“Danny was one of the main reasons I came here,” power forward David West said. “So the idea that he’s not going to be around what we’re trying to do is a little tough to deal with. But it’s a part of the business. And if he happens to go to a team whether it’s in the West or the East, if he doesn’t stay in Philly and we’ve got to compete against Danny, then we just have to do it.”
Welcome to Pacers 2.0, a group that added pieces Thursday and, as it did, steeled its resolve. They might seem to have a lot of variables in play, too many given their impressive first half this season: a 9-6 record since Jan. 20, the Andrew Bynum experiment that’s just begun, the loss of Granger and the indoctrination of Turner and Allen.
But it gives them chores, a to-do list to take their minds off Miami in a tightened race for the East’s best record. With the promise of something special.
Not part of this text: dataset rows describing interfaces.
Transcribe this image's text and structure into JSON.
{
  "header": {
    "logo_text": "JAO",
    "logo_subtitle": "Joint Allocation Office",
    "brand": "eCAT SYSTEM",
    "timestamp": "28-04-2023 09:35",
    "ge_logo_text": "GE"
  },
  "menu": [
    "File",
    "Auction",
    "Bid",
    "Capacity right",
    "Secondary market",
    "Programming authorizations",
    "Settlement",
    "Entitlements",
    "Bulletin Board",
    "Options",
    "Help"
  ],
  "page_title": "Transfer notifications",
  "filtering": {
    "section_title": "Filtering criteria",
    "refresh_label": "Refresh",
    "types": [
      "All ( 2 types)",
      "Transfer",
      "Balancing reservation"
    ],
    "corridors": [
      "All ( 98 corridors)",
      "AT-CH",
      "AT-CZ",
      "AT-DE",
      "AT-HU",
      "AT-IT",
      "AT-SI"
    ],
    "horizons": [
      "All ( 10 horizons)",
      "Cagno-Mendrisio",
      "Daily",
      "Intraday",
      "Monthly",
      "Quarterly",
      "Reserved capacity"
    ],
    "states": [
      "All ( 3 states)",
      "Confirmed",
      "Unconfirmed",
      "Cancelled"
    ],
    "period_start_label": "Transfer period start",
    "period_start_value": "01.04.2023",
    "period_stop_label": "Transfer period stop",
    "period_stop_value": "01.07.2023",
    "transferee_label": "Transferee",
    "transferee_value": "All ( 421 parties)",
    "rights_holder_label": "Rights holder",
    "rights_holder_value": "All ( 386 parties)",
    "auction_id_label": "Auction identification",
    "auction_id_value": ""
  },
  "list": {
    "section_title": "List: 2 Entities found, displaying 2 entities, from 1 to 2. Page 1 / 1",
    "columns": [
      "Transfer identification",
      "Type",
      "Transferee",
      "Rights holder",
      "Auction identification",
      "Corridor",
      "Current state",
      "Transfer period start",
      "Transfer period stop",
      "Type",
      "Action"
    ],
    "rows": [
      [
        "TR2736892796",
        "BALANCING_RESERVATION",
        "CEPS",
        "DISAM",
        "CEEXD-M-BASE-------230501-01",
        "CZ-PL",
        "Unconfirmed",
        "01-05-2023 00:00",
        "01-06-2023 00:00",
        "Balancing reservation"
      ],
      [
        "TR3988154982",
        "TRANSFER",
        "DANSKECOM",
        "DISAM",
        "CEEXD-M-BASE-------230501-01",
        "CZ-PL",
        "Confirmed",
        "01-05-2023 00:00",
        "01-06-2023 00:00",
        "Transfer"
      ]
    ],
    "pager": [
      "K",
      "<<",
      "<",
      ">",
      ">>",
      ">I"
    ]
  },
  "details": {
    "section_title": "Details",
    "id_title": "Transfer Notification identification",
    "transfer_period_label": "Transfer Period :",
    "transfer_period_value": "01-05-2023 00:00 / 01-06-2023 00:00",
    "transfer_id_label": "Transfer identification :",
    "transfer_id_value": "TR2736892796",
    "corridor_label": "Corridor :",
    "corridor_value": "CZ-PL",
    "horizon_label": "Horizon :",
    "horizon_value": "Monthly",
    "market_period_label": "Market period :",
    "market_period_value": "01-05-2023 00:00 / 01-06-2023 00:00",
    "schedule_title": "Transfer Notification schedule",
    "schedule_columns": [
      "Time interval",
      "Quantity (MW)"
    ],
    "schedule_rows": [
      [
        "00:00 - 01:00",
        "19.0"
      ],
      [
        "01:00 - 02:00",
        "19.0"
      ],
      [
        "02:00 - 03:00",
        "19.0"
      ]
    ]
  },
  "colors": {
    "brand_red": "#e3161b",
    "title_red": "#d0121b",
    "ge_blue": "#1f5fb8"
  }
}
“Y’know, this is a starter-owned team, so there’s not variables in that regard. It’s just the parts that are around them,” coach Frank Vogel said. “I think there’s room to improve.”
Bynum practiced Friday briefly, after spending his All-Star break in Indianapolis working on his game and conditioning. There’s no penciled-in date for his game debut, but Vogel said the slack in his team’s schedule this week will mean more practice for the 7-foot center, adrift when he signed Feb. 1 after a spotty half season in Cleveland and a lost year with Philadelphia.
Evan and Allen didn’t join Indiana in time to face and beat the Bucks Saturday but are expected to play Tuesday against the Lakers at Bankers Life Fieldhouse. It will be on them, especially Turner, to shake off the cobwebs of Philadelphia’s 15-42 for a team with a mirror record and ambitions.
“He’s going to have to be able to adjust early and find his way,” said George, who went eight picks after No. 2 Turner in the 2010 Draft. “I think we’re going to do a great job of pulling him in and helping him along the process.
“He’s a good friend of mine, so I’ll be one of the first people to help him through this process. … In big games, he’s one of those guys who can impact it in so many ways. He guards on the other end, he has the ability to make shots and can get into the paint at will.”
Bird surely did his homework on Turner, a talent with spotty production in his first three-plus seasons who has been putting up numbers for a bad team. George knows him well. And West did a little reconnaissance, having played at Xavier for the same coach – Thad Matta – Turner had at Ohio State.
“We’ve got a little background on him,” West said. “I definitely talked to coach.”
Turner got a taste of the playoffs in his first two seasons. But he’s never had an opportunity like this one.
“That’s what I’m banking on,” West said. “Those guys have been in tough situations and they’re coming to a winning and strong basketball culture. Hopefully it helps them thrive and gives them some pride. I know Turner’s a competitor. He’s given us trouble when we’ve played against him in the past.
“Hopefully he knows the plan here is to play into June.”